- To do:
Extract every line below that contains the word "with".

##### Extracted material #####

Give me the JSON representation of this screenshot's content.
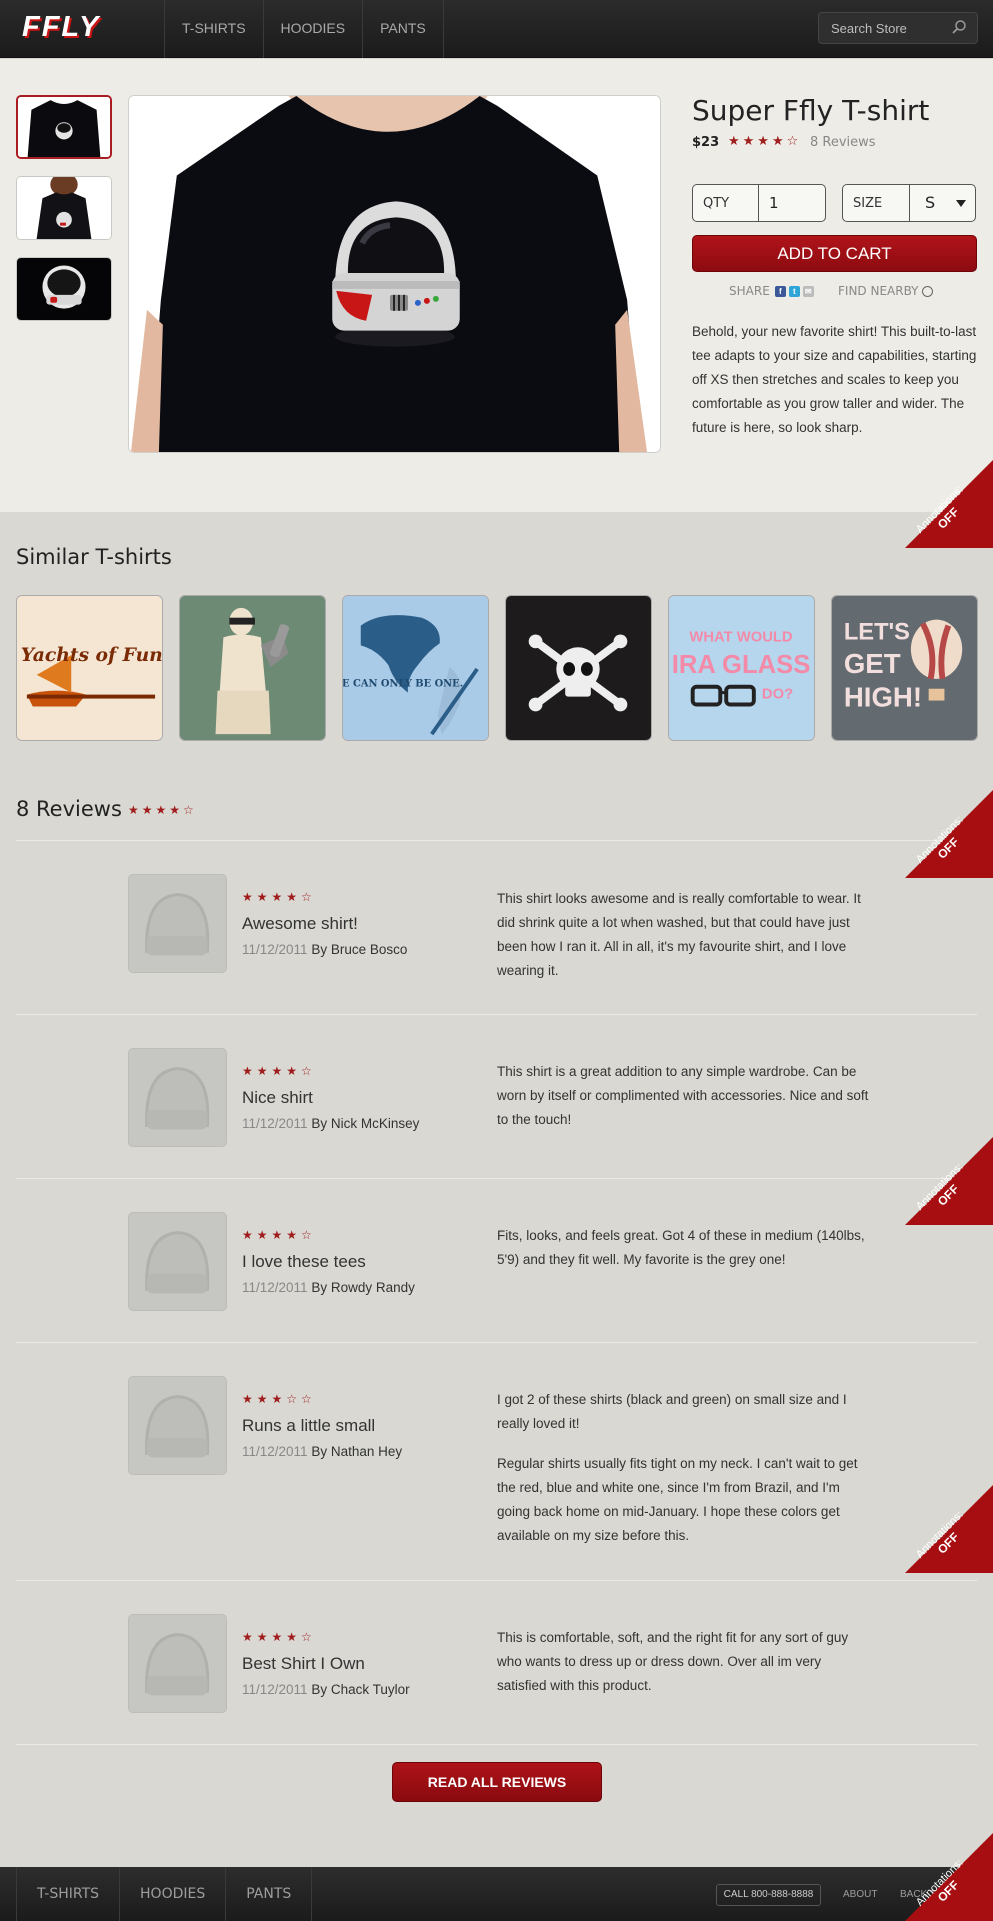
{
  "header": {
    "logo": "FFLY",
    "nav": [
      "T-SHIRTS",
      "HOODIES",
      "PANTS"
    ],
    "search_placeholder": "Search Store"
  },
  "product": {
    "title": "Super Ffly T-shirt",
    "price": "$23",
    "stars": "★★★★☆",
    "rating": 4,
    "reviews_link": "8 Reviews",
    "qty_label": "QTY",
    "qty_value": "1",
    "size_label": "SIZE",
    "size_value": "S",
    "add_to_cart": "ADD TO CART",
    "share_label": "SHARE",
    "find_nearby": "FIND NEARBY",
    "description": "Behold, your new favorite shirt! This built-to-last tee adapts to your size and capabilities, starting off XS then stretches and scales to keep you comfortable as you grow taller and wider. The future is here, so look sharp."
  },
  "annotations": {
    "label": "Annotations:",
    "state": "OFF"
  },
  "similar": {
    "title": "Similar T-shirts",
    "items": [
      {
        "text": "Yachts of Fun!"
      },
      {
        "text": ""
      },
      {
        "text": "THERE CAN ONLY BE ONE."
      },
      {
        "text": ""
      },
      {
        "text": "WHAT WOULD IRA GLASS DO?"
      },
      {
        "text": "LET'S GET HIGH!"
      }
    ]
  },
  "reviews": {
    "title": "8 Reviews",
    "title_stars": "★★★★☆",
    "items": [
      {
        "stars": "★★★★☆",
        "rating": 4,
        "title": "Awesome shirt!",
        "date": "11/12/2011",
        "by": "By Bruce Bosco",
        "text": [
          "This shirt looks awesome and is really comfortable to wear. It did shrink quite a lot when washed, but that could have just been how I ran it. All in all, it's my favourite shirt, and I love wearing it."
        ]
      },
      {
        "stars": "★★★★☆",
        "rating": 4,
        "title": "Nice shirt",
        "date": "11/12/2011",
        "by": "By Nick McKinsey",
        "text": [
          "This shirt is a great addition to any simple wardrobe. Can be worn by itself or complimented with accessories. Nice and soft to the touch!"
        ]
      },
      {
        "stars": "★★★★☆",
        "rating": 4,
        "title": "I love these tees",
        "date": "11/12/2011",
        "by": "By Rowdy Randy",
        "text": [
          "Fits, looks, and feels great. Got 4 of these in medium (140lbs, 5'9) and they fit well. My favorite is the grey one!"
        ]
      },
      {
        "stars": "★★★☆☆",
        "rating": 3,
        "title": "Runs a little small",
        "date": "11/12/2011",
        "by": "By Nathan Hey",
        "text": [
          "I got 2 of these shirts (black and green) on small size and I really loved it!",
          "Regular shirts usually fits tight on my neck. I can't wait to get the red, blue and white one, since I'm from Brazil, and I'm going back home on mid-January. I hope these colors get available on my size before this."
        ]
      },
      {
        "stars": "★★★★☆",
        "rating": 4,
        "title": "Best Shirt I Own",
        "date": "11/12/2011",
        "by": "By Chack Tuylor",
        "text": [
          "This is comfortable, soft, and the right fit for any sort of guy who wants to dress up or dress down. Over all im very satisfied with this product."
        ]
      }
    ],
    "read_all": "READ ALL REVIEWS"
  },
  "footer": {
    "nav": [
      "T-SHIRTS",
      "HOODIES",
      "PANTS"
    ],
    "call": "CALL 800-888-8888",
    "about": "ABOUT",
    "back_to_top": "BACK TO TOP"
  },
  "colors": {
    "accent": "#a70e12",
    "star": "#a01d1d"
  }
}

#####

- Response:
          "This shirt is a great addition to any simple wardrobe. Can be worn by itself or complimented with accessories. Nice and soft to the touch!"
          "This is comfortable, soft, and the right fit for any sort of guy who wants to dress up or dress down. Over all im very satisfied with this product."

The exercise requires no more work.